I have come to walking down Pennsylvania on my journey south. This means I can inspect the burned out house, trying to discern changes (none so far on the corner of Tabor and Union. Tabor t’s with Pennsylvania, the walls of the Manual Redskins baseball diamond  rising on the east side of the street. At the corner of baseball field there is a riot of Spirea, var. “Bridal Veil” in a cascade of vanes with clusters of small white flowers.

I wish I knew more names of the plants I encounter. Pleasant Run Parkway is lined with vast sycamores (no doubt quite dainty when planted 80 years ago) that are now huge, beautiful, dangerous, and diseased, slowly being culled by the city or property owners. This avenue is shared by oaks, and my feet scattered maple helicopters as I pass. There were so many under-canopy shrubs and small trees (river birch, dogwood, forsythia, and others) and in one yard, only feet from the rush of Madison Avenue traffic a rose was blooming, on a shrub that had only begun to leaf.

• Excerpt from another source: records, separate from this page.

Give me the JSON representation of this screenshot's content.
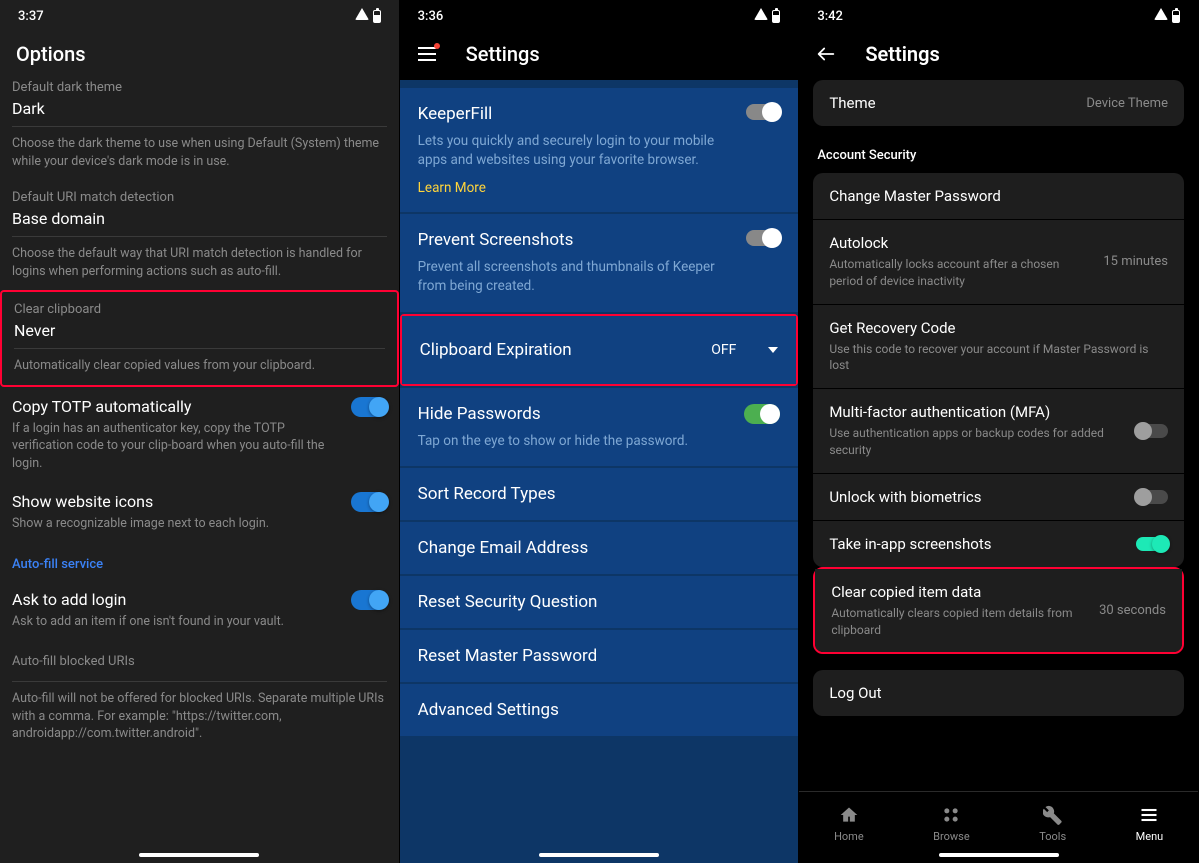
{
  "phone1": {
    "time": "3:37",
    "title": "Options",
    "darkTheme": {
      "label": "Default dark theme",
      "value": "Dark",
      "desc": "Choose the dark theme to use when using Default (System) theme while your device's dark mode is in use."
    },
    "uriMatch": {
      "label": "Default URI match detection",
      "value": "Base domain",
      "desc": "Choose the default way that URI match detection is handled for logins when performing actions such as auto-fill."
    },
    "clearClipboard": {
      "label": "Clear clipboard",
      "value": "Never",
      "desc": "Automatically clear copied values from your clipboard."
    },
    "copyTotp": {
      "title": "Copy TOTP automatically",
      "desc": "If a login has an authenticator key, copy the TOTP verification code to your clip-board when you auto-fill the login."
    },
    "showIcons": {
      "title": "Show website icons",
      "desc": "Show a recognizable image next to each login."
    },
    "autofillHeader": "Auto-fill service",
    "askAdd": {
      "title": "Ask to add login",
      "desc": "Ask to add an item if one isn't found in your vault."
    },
    "blockedHeader": "Auto-fill blocked URIs",
    "blockedDesc": "Auto-fill will not be offered for blocked URIs. Separate multiple URIs with a comma. For example: \"https://twitter.com, androidapp://com.twitter.android\"."
  },
  "phone2": {
    "time": "3:36",
    "title": "Settings",
    "keeperfill": {
      "title": "KeeperFill",
      "desc": "Lets you quickly and securely login to your mobile apps and websites using your favorite browser.",
      "link": "Learn More"
    },
    "preventSS": {
      "title": "Prevent Screenshots",
      "desc": "Prevent all screenshots and thumbnails of Keeper from being created."
    },
    "clipboard": {
      "title": "Clipboard Expiration",
      "value": "OFF"
    },
    "hidePw": {
      "title": "Hide Passwords",
      "desc": "Tap on the eye to show or hide the password."
    },
    "sortRecords": "Sort Record Types",
    "changeEmail": "Change Email Address",
    "resetSec": "Reset Security Question",
    "resetMaster": "Reset Master Password",
    "advanced": "Advanced Settings"
  },
  "phone3": {
    "time": "3:42",
    "title": "Settings",
    "theme": {
      "title": "Theme",
      "value": "Device Theme"
    },
    "sectionLabel": "Account Security",
    "changePw": "Change Master Password",
    "autolock": {
      "title": "Autolock",
      "value": "15 minutes",
      "desc": "Automatically locks account after a chosen period of device inactivity"
    },
    "recovery": {
      "title": "Get Recovery Code",
      "desc": "Use this code to recover your account if Master Password is lost"
    },
    "mfa": {
      "title": "Multi-factor authentication (MFA)",
      "desc": "Use authentication apps or backup codes for added security"
    },
    "biometrics": "Unlock with biometrics",
    "screenshots": "Take in-app screenshots",
    "clearCopied": {
      "title": "Clear copied item data",
      "value": "30 seconds",
      "desc": "Automatically clears copied item details from clipboard"
    },
    "logout": "Log Out",
    "nav": {
      "home": "Home",
      "browse": "Browse",
      "tools": "Tools",
      "menu": "Menu"
    }
  }
}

It was also a day of pedestrians. I encountered a large number of people walking on the street, chatting (in the cold! with no coats!)  or waiting for the bus. Which reminds me – I survived my first IndyGo experience to see friends who could not come to see me. It was a great experience and I don’t understand why more people don’t ride it. But that is a tale for another post.

Another Walk

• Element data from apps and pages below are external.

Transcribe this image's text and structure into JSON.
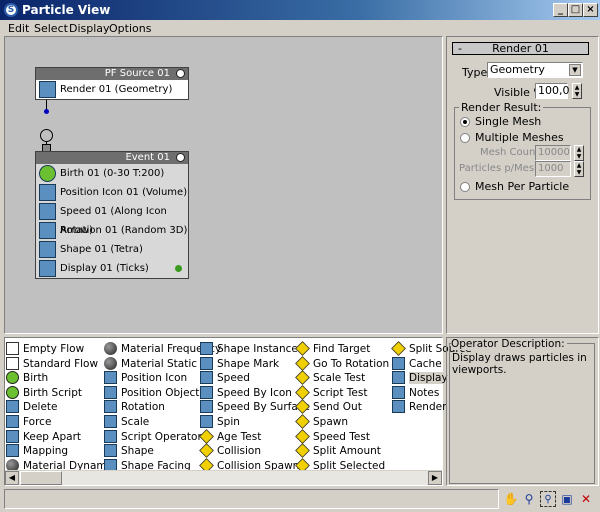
{
  "window": {
    "title": "Particle View"
  },
  "menu": [
    "Edit",
    "Select",
    "Display",
    "Options"
  ],
  "flow": {
    "source": {
      "title": "PF Source 01",
      "operators": [
        {
          "label": "Render 01 (Geometry)",
          "icon": "render-icon"
        }
      ]
    },
    "event": {
      "title": "Event 01",
      "operators": [
        {
          "label": "Birth 01 (0-30 T:200)",
          "icon": "birth-icon"
        },
        {
          "label": "Position Icon 01 (Volume)",
          "icon": "position-icon"
        },
        {
          "label": "Speed 01 (Along Icon Arrow)",
          "icon": "speed-icon"
        },
        {
          "label": "Rotation 01 (Random 3D)",
          "icon": "rotation-icon"
        },
        {
          "label": "Shape 01 (Tetra)",
          "icon": "shape-icon"
        },
        {
          "label": "Display 01 (Ticks)",
          "icon": "display-icon"
        }
      ]
    }
  },
  "panel": {
    "rollout_toggle": "-",
    "rollout_title": "Render 01",
    "type_label": "Type:",
    "type_value": "Geometry",
    "visible_label": "Visible %",
    "visible_value": "100,0",
    "group_label": "Render Result:",
    "single_mesh": "Single Mesh",
    "multiple_meshes": "Multiple Meshes",
    "mesh_count_label": "Mesh Count:",
    "mesh_count": "10000",
    "ppm_label": "Particles p/Mesh:",
    "ppm": "1000",
    "mesh_per_particle": "Mesh Per Particle",
    "selected": "Single Mesh"
  },
  "depot": {
    "columns": [
      [
        "Empty Flow",
        "Standard Flow",
        "Birth",
        "Birth Script",
        "Delete",
        "Force",
        "Keep Apart",
        "Mapping",
        "Material Dynamic"
      ],
      [
        "Material Frequency",
        "Material Static",
        "Position Icon",
        "Position Object",
        "Rotation",
        "Scale",
        "Script Operator",
        "Shape",
        "Shape Facing"
      ],
      [
        "Shape Instance",
        "Shape Mark",
        "Speed",
        "Speed By Icon",
        "Speed By Surface",
        "Spin",
        "Age Test",
        "Collision",
        "Collision Spawn"
      ],
      [
        "Find Target",
        "Go To Rotation",
        "Scale Test",
        "Script Test",
        "Send Out",
        "Spawn",
        "Speed Test",
        "Split Amount",
        "Split Selected"
      ],
      [
        "Split Source",
        "Cache",
        "Display",
        "Notes",
        "Render"
      ]
    ],
    "selected": "Display"
  },
  "description": {
    "title": "Operator Description:",
    "text": "Display draws particles in viewports."
  },
  "status_icons": [
    "pan-icon",
    "zoom-icon",
    "zoom-region-icon",
    "zoom-extents-icon",
    "no-zoom-icon"
  ],
  "colors": {
    "title_start": "#0a246a",
    "title_end": "#a6caf0",
    "canvas": "#c0c0c0",
    "node_header": "#6e6e6e",
    "test_yellow": "#f0d000",
    "active_green": "#3a9a20"
  }
}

I’ve had a challenging two weeks as I carefully walk to get a script filled. I’ve had interviews, the first real time interviews I’ve had in years. There was no mention or ritual shaming as I have had in some phone interviews or phone screens about the long duration of my unemployment, or veiled age discrimination. But I have no idea if I got either gig.

I did get a request of writing samples. This always rubs me the wrong way. What are they looking for? They want me to disclose content that I have no right to have in my possession. Maybe it’s not my writing they want, but derive some kind of professional advantage from evaluating the content. Nearly all of what I write as a technical writer is not mine – I’m not Napster. ‘Nuff said.

I’ve also been ill, affecting my balance. The first attack of vertigo was at home, violent in its severity. The second attack was a week ago, not so bad, but was in public. My doctor gave me some meds, and dispensed some advice. He asked me “Are you happy?” and I said “No”. I’m not happy at all – not with really anything. He assured me that good things were coming my way, and sent me out to pay my bill.

So I was scared, walking to Kmart, fearful I would have another attack, this time with no one with he who could help me. But it was all good. The magnolias are in bloom. Springtime is here, ready or not.

Leap Day

I smiled this morning as I woke up. I heard birds chirping. The sky was light, but the sun had yet to rise. Coffee, journaling, and the obligatory job search email, I dress and escape the house. I know that it is the last day of February, that spring is far away, but the plants and animals seem to be more than ready. And it’s not just warm out, it’s hot. I carry my jacket with me. I slowly walk south as the cars, trucks and buses drive past. The bushes and trees have a halo of light green around them.

My lunch tastes good. People crowd the restaurant, I enjoy being there. Like the wise men of old I go home by a different way, dodging mud and puddles from the rain earlier in the morning. As I walk home, this time north along South Meridian. Just south of the bridge over Pleasant Run I always have to chuckle, There are two bars frowning across the street from each other. There is a pleasant breeze. It is a good day.